TASK
Nothing in the records should change; write them all out again.

DATA
- - -

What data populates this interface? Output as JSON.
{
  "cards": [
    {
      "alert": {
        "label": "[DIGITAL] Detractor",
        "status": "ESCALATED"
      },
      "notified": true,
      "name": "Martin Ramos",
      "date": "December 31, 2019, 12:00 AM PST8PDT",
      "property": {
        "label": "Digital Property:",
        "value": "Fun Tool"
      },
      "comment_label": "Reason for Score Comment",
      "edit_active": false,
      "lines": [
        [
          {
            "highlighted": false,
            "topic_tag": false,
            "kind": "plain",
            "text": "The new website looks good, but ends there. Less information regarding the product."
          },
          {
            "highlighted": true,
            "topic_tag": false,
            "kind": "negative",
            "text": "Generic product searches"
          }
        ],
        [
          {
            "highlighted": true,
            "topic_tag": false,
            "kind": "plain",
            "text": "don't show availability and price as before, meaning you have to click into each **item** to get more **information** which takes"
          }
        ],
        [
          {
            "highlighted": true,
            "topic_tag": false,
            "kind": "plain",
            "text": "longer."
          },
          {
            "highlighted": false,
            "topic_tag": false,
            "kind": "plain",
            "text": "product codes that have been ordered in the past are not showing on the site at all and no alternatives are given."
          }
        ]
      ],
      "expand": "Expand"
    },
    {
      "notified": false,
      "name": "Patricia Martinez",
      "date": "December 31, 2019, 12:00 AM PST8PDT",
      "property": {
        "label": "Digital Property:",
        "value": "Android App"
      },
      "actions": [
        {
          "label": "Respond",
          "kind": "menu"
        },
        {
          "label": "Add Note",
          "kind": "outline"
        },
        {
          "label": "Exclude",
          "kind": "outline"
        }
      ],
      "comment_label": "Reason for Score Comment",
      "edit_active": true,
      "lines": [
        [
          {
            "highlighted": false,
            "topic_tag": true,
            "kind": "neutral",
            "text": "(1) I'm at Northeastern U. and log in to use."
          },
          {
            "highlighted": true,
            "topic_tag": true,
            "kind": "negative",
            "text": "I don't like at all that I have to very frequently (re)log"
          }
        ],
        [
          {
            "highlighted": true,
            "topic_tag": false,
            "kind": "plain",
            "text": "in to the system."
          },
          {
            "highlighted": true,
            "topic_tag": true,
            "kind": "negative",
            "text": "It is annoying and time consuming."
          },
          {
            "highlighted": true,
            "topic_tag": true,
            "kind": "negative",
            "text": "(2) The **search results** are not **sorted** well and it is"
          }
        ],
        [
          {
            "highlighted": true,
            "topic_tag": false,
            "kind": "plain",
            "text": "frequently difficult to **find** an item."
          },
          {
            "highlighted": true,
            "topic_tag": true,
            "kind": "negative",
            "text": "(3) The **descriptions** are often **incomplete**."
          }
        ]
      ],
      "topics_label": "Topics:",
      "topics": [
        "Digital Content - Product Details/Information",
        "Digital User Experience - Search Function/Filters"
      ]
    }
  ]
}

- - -

ANSWER TO THE PROBLEM
What data populates this interface? Output as JSON.
{
  "cards": [
    {
      "alert": {
        "label": "[DIGITAL] Detractor",
        "status": "ESCALATED"
      },
      "notified": true,
      "name": "Martin Ramos",
      "date": "December 31, 2019, 12:00 AM PST8PDT",
      "property": {
        "label": "Digital Property:",
        "value": "Fun Tool"
      },
      "comment_label": "Reason for Score Comment",
      "edit_active": false,
      "lines": [
        [
          {
            "highlighted": false,
            "topic_tag": false,
            "kind": "plain",
            "text": "The new website looks good, but ends there. Less information regarding the product."
          },
          {
            "highlighted": true,
            "topic_tag": false,
            "kind": "negative",
            "text": "Generic product searches"
          }
        ],
        [
          {
            "highlighted": true,
            "topic_tag": false,
            "kind": "plain",
            "text": "don't show availability and price as before, meaning you have to click into each **item** to get more **information** which takes"
          }
        ],
        [
          {
            "highlighted": true,
            "topic_tag": false,
            "kind": "plain",
            "text": "longer."
          },
          {
            "highlighted": false,
            "topic_tag": false,
            "kind": "plain",
            "text": "product codes that have been ordered in the past are not showing on the site at all and no alternatives are given."
          }
        ]
      ],
      "expand": "Expand"
    },
    {
      "notified": false,
      "name": "Patricia Martinez",
      "date": "December 31, 2019, 12:00 AM PST8PDT",
      "property": {
        "label": "Digital Property:",
        "value": "Android App"
      },
      "actions": [
        {
          "label": "Respond",
          "kind": "menu"
        },
        {
          "label": "Add Note",
          "kind": "outline"
        },
        {
          "label": "Exclude",
          "kind": "outline"
        }
      ],
      "comment_label": "Reason for Score Comment",
      "edit_active": true,
      "lines": [
        [
          {
            "highlighted": false,
            "topic_tag": true,
            "kind": "neutral",
            "text": "(1) I'm at Northeastern U. and log in to use."
          },
          {
            "highlighted": true,
            "topic_tag": true,
            "kind": "negative",
            "text": "I don't like at all that I have to very frequently (re)log"
          }
        ],
        [
          {
            "highlighted": true,
            "topic_tag": false,
            "kind": "plain",
            "text": "in to the system."
          },
          {
            "highlighted": true,
            "topic_tag": true,
            "kind": "negative",
            "text": "It is annoying and time consuming."
          },
          {
            "highlighted": true,
            "topic_tag": true,
            "kind": "negative",
            "text": "(2) The **search results** are not **sorted** well and it is"
          }
        ],
        [
          {
            "highlighted": true,
            "topic_tag": false,
            "kind": "plain",
            "text": "frequently difficult to **find** an item."
          },
          {
            "highlighted": true,
            "topic_tag": true,
            "kind": "negative",
            "text": "(3) The **descriptions** are often **incomplete**."
          }
        ]
      ],
      "topics_label": "Topics:",
      "topics": [
        "Digital Content - Product Details/Information",
        "Digital User Experience - Search Function/Filters"
      ]
    }
  ]
}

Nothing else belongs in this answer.